  5. A field production with an Asian cultivar to study industrial hemp production and biomedical cannabinoid research


It’s all very methodical, planned and orderly … as orderly as agriculture can be. But because of seed availability and associated logistics, not everything went according to schedule. Some fields were planted late. Still a large body of information and data will be created over the span of this multi-year program, which will be invaluable in recreating industrial hemp as a viable crop in this state (as well as others). Many other states will be adapting the tidy Kentucky model.

Colorado Hemp Research

1,200 miles to the west, Colorado has taken a different and risky approach. Because of a state-wide ballot initiative regarding all cannabis laws, Colorado no longer enforces federal laws on the subject. So, the growing climate is extremely liberal. Colorado had hemp in the ground last year and it was expected that there would be a big upswing in interest this year.

And there was a lot. As of mid-April, there were at least 43 registrants. Some were to be engaged in research while others planned on growing commercial crops. There was a lot of interest. After the formal registration period ended, Colorado decided to change the application process and changed the rules — expanding into a year-round registration period, busting the spring only window and opening up potential for indoor cultivation and breeding. At last report, two hundred farmers proposed to plant 1,600 acres. Woah! That’s a lot of acres for a new crop. As of writing it is unknown how much was planted, and it’s unknown how much will be harvested, and again it’s unknown how much of this new harvest will find a buyer.

It’s a high wire act, and while one hopes people will not lose their shirts, and not to be a “Debbie Downer,” this writer predicts a bunch of those farmers will wind up marking 2014 as a learning year and writing off this crop as a business expense. It sucks and its ugly. But these kind of agribusiness failures be an indictment against hemp’s potential as a big picture cash crop … it should just show where work needs to be done.

Regardless, every good story needs a villain, and in dutiful form, the Drug Enforcement Administration (DEA) has put on its black hat and made the casting call.
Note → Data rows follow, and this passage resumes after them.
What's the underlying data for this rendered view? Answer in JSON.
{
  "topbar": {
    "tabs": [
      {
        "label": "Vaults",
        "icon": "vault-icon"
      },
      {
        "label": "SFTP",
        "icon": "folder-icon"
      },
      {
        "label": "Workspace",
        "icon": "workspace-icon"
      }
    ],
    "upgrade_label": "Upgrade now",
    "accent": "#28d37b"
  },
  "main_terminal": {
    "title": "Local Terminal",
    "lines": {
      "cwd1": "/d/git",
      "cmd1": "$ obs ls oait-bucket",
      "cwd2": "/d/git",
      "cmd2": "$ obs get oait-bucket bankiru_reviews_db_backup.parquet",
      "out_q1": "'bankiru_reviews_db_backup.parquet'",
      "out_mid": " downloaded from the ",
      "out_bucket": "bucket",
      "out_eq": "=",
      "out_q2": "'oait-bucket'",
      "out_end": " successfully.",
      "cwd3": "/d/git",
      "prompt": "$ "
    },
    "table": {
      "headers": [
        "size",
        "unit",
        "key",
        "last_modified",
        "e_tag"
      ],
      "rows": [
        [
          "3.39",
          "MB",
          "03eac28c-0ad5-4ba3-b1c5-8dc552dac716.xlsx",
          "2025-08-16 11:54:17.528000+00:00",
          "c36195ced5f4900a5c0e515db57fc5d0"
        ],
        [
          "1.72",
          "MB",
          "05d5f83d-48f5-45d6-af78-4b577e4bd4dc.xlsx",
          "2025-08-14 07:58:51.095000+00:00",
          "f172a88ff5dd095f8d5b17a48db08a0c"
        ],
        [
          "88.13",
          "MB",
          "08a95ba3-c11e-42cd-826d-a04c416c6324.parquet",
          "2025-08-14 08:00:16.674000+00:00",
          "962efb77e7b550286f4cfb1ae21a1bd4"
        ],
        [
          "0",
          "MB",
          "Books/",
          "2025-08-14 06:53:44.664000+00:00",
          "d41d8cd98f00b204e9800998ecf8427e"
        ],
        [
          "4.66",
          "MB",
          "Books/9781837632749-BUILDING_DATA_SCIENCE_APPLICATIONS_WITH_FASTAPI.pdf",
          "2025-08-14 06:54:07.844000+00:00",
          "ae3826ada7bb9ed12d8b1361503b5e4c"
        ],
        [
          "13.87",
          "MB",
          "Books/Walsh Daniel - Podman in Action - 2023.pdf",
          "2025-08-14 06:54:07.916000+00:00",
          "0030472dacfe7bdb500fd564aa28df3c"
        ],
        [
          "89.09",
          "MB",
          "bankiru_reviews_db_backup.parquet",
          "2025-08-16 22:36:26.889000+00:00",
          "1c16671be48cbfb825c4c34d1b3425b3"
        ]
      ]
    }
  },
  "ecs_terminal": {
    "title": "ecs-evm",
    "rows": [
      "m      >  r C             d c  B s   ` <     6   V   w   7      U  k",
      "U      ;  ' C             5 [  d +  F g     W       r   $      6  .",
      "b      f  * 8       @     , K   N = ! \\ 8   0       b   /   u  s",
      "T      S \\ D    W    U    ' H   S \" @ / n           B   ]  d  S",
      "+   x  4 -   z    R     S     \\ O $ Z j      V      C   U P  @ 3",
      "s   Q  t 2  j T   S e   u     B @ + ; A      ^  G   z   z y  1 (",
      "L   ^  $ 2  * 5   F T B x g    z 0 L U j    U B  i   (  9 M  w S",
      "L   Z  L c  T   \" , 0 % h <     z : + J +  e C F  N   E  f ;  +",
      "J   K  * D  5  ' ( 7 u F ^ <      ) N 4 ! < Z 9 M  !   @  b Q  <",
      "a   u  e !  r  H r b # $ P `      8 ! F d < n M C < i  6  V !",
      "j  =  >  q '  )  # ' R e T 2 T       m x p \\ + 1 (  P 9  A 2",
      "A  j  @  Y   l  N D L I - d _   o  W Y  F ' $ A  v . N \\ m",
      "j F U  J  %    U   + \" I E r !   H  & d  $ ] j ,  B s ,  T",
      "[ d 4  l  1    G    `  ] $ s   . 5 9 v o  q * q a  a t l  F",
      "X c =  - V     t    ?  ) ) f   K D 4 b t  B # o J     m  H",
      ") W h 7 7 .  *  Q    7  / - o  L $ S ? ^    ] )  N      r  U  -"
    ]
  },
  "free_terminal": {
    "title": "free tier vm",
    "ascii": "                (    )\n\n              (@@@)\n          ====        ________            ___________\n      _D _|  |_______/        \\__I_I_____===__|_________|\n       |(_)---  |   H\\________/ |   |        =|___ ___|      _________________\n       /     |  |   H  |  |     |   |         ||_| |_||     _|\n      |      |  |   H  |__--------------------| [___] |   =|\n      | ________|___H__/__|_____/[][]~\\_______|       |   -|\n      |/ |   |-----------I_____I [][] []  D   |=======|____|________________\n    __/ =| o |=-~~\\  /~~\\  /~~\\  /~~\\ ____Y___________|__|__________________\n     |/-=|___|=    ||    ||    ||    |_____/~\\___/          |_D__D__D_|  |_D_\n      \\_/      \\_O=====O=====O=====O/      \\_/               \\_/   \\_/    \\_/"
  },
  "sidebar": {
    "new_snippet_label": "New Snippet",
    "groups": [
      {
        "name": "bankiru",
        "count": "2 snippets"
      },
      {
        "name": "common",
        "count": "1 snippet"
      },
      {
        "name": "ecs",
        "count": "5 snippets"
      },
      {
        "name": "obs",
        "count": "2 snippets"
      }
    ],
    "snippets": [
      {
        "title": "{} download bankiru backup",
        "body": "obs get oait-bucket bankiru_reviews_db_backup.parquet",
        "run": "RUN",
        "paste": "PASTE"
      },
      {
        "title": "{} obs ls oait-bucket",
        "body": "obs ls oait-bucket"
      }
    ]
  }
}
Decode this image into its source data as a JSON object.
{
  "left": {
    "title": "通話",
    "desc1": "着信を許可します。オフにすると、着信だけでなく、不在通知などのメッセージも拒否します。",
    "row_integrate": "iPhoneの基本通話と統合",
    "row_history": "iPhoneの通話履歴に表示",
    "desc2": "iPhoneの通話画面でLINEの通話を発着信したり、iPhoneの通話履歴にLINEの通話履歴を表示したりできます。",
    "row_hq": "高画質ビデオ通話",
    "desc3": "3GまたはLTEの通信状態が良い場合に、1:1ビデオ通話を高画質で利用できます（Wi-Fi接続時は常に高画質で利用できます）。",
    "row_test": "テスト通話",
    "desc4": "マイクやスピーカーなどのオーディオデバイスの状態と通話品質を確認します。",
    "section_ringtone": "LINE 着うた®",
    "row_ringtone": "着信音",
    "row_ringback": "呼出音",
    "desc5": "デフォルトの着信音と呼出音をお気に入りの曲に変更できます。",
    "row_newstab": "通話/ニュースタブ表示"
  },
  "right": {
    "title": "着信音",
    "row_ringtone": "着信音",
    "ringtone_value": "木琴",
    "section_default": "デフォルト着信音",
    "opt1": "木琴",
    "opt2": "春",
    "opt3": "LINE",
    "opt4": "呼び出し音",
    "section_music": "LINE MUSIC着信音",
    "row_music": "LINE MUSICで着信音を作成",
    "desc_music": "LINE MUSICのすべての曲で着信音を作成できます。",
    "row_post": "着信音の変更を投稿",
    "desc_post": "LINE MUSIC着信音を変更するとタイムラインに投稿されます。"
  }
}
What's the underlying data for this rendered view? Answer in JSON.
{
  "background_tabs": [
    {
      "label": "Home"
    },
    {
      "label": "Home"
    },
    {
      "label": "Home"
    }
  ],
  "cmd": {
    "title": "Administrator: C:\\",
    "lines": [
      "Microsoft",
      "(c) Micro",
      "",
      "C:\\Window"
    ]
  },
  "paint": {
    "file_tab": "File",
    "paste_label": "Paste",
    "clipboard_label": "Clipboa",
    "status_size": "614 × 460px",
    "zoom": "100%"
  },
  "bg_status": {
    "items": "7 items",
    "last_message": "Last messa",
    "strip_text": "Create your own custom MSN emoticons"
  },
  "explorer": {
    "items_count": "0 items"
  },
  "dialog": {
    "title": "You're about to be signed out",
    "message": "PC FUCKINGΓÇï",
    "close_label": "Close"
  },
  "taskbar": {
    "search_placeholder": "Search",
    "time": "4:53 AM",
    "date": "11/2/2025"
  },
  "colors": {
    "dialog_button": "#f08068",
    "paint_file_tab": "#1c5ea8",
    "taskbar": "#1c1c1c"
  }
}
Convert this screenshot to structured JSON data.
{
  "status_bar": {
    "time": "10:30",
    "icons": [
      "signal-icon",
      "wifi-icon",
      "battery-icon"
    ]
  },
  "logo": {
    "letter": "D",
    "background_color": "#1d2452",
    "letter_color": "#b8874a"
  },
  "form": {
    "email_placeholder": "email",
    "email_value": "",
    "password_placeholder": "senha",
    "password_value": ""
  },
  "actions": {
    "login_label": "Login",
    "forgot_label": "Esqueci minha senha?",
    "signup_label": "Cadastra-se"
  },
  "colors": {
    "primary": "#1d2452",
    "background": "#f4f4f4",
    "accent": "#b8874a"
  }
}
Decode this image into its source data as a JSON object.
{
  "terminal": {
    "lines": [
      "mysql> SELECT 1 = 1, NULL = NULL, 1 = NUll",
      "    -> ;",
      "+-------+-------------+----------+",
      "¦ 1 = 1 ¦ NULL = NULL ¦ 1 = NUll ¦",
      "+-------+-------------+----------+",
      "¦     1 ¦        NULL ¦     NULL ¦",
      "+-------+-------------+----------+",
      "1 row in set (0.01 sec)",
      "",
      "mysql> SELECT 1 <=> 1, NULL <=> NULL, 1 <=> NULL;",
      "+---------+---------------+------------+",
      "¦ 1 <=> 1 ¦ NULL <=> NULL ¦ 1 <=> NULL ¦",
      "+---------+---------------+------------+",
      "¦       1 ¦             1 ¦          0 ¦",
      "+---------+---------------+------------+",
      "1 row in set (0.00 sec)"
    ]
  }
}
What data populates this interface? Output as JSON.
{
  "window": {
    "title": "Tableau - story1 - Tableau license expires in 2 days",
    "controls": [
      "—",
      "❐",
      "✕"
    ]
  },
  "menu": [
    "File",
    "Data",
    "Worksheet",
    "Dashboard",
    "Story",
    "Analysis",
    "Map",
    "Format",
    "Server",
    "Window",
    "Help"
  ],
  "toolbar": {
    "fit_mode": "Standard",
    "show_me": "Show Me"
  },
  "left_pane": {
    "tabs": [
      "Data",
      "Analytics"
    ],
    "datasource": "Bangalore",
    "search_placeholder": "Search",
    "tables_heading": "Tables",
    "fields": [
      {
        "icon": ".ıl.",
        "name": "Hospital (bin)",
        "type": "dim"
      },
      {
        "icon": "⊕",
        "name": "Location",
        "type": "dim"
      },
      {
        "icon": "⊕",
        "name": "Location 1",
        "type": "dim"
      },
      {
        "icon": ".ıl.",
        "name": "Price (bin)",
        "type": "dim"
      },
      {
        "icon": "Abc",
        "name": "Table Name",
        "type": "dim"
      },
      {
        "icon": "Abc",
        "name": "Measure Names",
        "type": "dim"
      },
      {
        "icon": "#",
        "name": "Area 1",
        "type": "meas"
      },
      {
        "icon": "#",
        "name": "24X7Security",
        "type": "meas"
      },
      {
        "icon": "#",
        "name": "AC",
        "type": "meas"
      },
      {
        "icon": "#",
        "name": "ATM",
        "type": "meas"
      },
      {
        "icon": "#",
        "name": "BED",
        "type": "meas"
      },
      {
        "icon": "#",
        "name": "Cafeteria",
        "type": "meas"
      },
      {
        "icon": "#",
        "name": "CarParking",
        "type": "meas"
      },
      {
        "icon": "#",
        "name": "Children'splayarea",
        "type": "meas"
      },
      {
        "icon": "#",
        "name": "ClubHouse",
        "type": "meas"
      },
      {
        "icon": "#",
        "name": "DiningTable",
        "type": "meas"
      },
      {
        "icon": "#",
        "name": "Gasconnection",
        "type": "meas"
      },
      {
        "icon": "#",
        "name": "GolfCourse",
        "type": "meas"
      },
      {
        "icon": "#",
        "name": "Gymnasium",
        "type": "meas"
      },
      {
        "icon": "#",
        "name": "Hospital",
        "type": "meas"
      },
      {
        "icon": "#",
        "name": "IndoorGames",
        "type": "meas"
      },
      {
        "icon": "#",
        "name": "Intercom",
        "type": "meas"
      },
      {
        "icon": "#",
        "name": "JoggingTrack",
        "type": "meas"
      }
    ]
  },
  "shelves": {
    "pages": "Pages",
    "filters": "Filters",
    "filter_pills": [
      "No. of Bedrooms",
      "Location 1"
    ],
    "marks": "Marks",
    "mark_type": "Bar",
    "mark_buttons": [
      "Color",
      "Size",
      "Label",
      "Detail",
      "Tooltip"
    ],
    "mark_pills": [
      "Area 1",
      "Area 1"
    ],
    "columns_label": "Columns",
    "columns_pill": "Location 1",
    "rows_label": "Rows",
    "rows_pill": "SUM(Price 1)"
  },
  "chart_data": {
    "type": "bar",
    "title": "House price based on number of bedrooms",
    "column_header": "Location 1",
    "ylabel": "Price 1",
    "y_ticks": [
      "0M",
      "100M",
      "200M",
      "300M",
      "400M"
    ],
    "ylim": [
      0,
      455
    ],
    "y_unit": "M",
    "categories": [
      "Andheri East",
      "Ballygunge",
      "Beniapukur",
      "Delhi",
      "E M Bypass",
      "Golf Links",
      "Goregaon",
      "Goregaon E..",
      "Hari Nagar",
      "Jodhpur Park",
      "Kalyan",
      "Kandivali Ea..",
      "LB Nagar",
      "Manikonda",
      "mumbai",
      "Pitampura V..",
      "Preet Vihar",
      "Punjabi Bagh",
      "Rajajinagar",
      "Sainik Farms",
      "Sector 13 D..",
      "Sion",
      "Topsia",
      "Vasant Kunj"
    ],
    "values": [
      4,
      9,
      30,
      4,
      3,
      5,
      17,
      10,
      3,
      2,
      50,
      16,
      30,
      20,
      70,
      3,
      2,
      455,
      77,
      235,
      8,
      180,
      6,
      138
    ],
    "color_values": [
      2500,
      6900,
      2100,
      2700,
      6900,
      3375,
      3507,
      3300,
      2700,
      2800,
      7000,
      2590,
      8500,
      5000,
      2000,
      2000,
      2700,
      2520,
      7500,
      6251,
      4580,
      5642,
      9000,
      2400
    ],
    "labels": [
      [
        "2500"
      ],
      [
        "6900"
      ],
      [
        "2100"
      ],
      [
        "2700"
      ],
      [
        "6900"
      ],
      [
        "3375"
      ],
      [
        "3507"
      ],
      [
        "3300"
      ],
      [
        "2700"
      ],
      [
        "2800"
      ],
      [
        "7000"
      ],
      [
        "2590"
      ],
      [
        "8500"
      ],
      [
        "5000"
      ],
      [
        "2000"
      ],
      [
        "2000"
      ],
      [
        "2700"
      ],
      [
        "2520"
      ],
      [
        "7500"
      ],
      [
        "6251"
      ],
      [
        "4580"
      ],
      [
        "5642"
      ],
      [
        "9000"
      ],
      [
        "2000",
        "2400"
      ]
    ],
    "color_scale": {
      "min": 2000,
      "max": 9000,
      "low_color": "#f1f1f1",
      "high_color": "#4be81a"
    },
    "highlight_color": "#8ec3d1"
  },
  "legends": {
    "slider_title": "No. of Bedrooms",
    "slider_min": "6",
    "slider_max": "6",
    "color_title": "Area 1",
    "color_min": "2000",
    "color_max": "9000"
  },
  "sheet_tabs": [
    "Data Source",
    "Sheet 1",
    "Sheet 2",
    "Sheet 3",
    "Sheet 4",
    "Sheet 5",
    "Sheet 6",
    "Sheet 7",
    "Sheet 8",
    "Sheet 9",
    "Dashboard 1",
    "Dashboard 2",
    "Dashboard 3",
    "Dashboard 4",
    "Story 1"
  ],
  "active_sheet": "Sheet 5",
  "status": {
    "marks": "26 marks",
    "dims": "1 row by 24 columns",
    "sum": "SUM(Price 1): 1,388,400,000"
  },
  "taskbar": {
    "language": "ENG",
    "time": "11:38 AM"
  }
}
Because of prohibition, there is no legal domestic hemp seed supply, so all planting seed had to be imported. And because protocols were not in place, DEA held up seed shipments numerous times this summer, including a shipment from Italy in late May to Kentucky and a shipment from Canada to Colorado in late June. Some out of country seed providers chose not to participate in this year’s domestic trials because they foresaw it would be a hassle and a headache. But as it turned out the DEA’s rear guard action had little backup and enough political capital was applied in Washington to bring the agency back into line.

The trick was fiscal force. Budget amendments by hemp-forward politicians made hemp seed that was part of the Farm Bill’s research provision to be outside the scope of DEA funding and hence, enforcement. And so, a $3 billion agency was sidelined.

Recent reports state that some seed are still crossing the border in July. Planted a few days ago, not much will be expected of that late sowing. But damn, hemp is in the ground! Keep in mind that failure is kind of normal in agriculture, keep in mind this is the first chance hundreds of American farmers and researchers have had a chance to get hands on and down and dirty with industrial hemp. And keep in mind that other states are watching and will be following up with fields of their own in 2015, learning from 2014’s mistakes and growing for the future. By the time the Farm Bill runs its course, hemp will be well on its way in America.

This summer is where it began.